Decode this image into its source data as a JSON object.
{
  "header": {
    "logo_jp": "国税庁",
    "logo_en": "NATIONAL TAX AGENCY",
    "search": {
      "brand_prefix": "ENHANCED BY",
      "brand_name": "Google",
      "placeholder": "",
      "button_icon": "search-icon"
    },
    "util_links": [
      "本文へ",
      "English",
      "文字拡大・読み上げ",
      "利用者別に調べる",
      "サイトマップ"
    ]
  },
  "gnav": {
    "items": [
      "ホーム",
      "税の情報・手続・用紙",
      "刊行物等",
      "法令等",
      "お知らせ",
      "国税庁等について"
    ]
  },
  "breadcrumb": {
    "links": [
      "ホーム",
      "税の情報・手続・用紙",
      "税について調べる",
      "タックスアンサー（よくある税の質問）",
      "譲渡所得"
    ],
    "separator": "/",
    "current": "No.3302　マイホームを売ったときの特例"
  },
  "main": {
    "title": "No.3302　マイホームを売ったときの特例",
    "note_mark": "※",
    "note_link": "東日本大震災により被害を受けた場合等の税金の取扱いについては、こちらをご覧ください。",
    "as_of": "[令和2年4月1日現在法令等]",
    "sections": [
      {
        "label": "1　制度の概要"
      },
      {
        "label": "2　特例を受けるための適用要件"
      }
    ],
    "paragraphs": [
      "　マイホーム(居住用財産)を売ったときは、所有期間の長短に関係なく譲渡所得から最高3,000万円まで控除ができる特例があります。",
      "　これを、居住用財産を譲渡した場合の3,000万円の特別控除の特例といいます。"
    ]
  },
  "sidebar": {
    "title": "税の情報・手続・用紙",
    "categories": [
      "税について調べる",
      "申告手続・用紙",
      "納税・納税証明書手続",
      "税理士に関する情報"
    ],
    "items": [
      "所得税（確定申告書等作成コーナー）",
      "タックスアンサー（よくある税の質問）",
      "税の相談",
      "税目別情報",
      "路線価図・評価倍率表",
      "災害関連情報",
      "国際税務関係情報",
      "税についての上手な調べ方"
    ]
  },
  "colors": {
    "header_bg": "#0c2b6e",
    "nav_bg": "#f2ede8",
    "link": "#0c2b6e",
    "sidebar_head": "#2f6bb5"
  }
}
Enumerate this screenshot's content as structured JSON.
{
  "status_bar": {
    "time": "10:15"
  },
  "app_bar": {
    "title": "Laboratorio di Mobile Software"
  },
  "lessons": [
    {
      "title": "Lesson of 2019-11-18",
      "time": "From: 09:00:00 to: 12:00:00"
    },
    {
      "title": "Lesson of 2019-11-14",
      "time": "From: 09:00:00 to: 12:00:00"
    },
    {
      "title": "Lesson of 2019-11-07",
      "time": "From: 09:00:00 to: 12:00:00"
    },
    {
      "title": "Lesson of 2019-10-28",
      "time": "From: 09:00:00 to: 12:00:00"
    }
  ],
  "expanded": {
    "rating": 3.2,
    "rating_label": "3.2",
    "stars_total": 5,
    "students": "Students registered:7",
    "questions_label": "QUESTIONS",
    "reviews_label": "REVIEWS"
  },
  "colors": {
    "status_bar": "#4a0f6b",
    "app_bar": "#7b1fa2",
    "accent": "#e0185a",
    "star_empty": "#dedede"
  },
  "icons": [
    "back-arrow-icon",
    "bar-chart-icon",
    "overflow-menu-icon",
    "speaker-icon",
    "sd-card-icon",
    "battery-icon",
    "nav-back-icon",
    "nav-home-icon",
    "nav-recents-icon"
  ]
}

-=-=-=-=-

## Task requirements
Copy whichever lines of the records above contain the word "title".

## Your solution
    "title": "No.3302　マイホームを売ったときの特例",
    "title": "税の情報・手続・用紙",
    "title": "Laboratorio di Mobile Software"
      "title": "Lesson of 2019-11-18",
      "title": "Lesson of 2019-11-14",
      "title": "Lesson of 2019-11-07",
      "title": "Lesson of 2019-10-28",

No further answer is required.